Assignment:
Output every record exactly, apart from its images.

Extracted data:
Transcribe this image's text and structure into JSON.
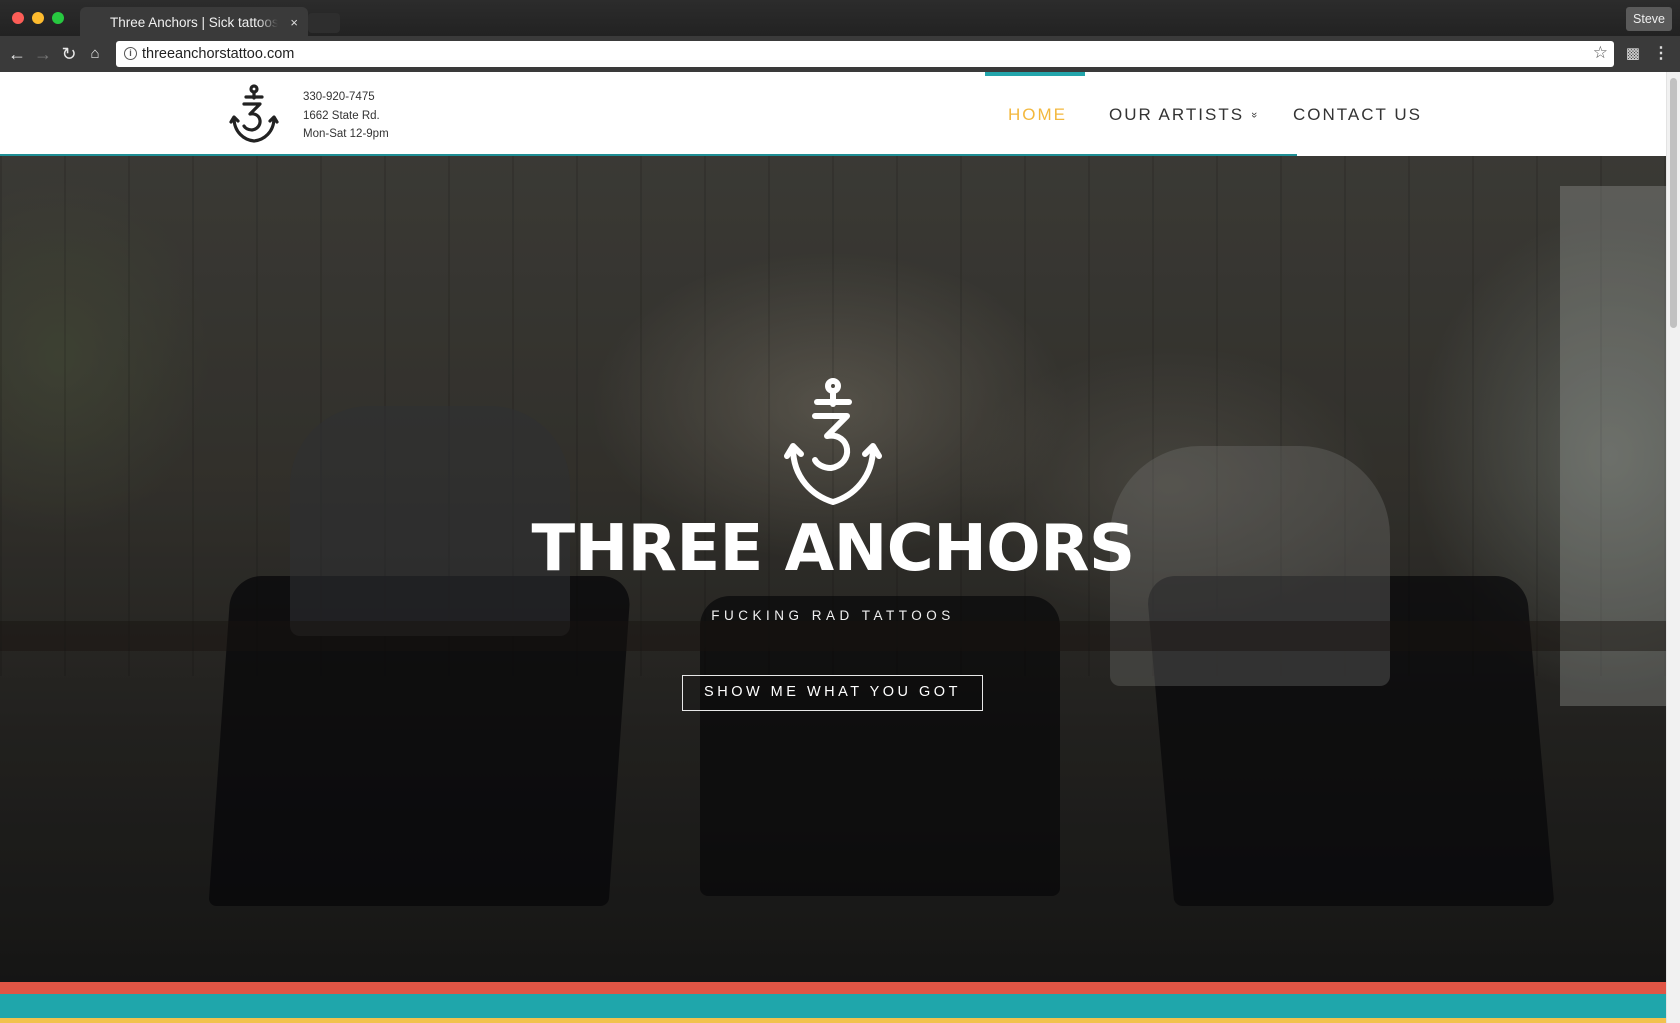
{
  "browser": {
    "tab_title": "Three Anchors | Sick tattoos in",
    "tab_close": "×",
    "profile_name": "Steve",
    "url": "threeanchorstattoo.com"
  },
  "header": {
    "phone": "330-920-7475",
    "address": "1662 State Rd.",
    "hours": "Mon-Sat 12-9pm",
    "nav": {
      "home": "HOME",
      "artists": "OUR ARTISTS",
      "artists_chevron": "»",
      "contact": "CONTACT US"
    }
  },
  "hero": {
    "title": "THREE ANCHORS",
    "tagline": "FUCKING RAD TATTOOS",
    "button": "SHOW ME WHAT YOU GOT"
  },
  "colors": {
    "accent_yellow": "#f3b83e",
    "accent_teal": "#23a5ab",
    "stripe_red": "#e05545",
    "stripe_teal": "#1fa6ab",
    "stripe_yellow": "#f1c24d"
  },
  "icons": {
    "back": "back-arrow-icon",
    "forward": "forward-arrow-icon",
    "reload": "reload-icon",
    "home": "home-icon",
    "info": "info-icon",
    "bookmark": "star-icon",
    "camera": "camera-icon",
    "menu": "kebab-menu-icon",
    "logo": "anchor-logo-icon"
  }
}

Task solution:
Transcribe this image's text and structure into JSON.
{
  "browser": {
    "tab_title": "Three Anchors | Sick tattoos in",
    "tab_close": "×",
    "profile_name": "Steve",
    "url": "threeanchorstattoo.com"
  },
  "header": {
    "phone": "330-920-7475",
    "address": "1662 State Rd.",
    "hours": "Mon-Sat 12-9pm",
    "nav": {
      "home": "HOME",
      "artists": "OUR ARTISTS",
      "artists_chevron": "»",
      "contact": "CONTACT US"
    }
  },
  "hero": {
    "title": "THREE ANCHORS",
    "tagline": "FUCKING RAD TATTOOS",
    "button": "SHOW ME WHAT YOU GOT"
  },
  "colors": {
    "accent_yellow": "#f3b83e",
    "accent_teal": "#23a5ab",
    "stripe_red": "#e05545",
    "stripe_teal": "#1fa6ab",
    "stripe_yellow": "#f1c24d"
  },
  "icons": {
    "back": "back-arrow-icon",
    "forward": "forward-arrow-icon",
    "reload": "reload-icon",
    "home": "home-icon",
    "info": "info-icon",
    "bookmark": "star-icon",
    "camera": "camera-icon",
    "menu": "kebab-menu-icon",
    "logo": "anchor-logo-icon"
  }
}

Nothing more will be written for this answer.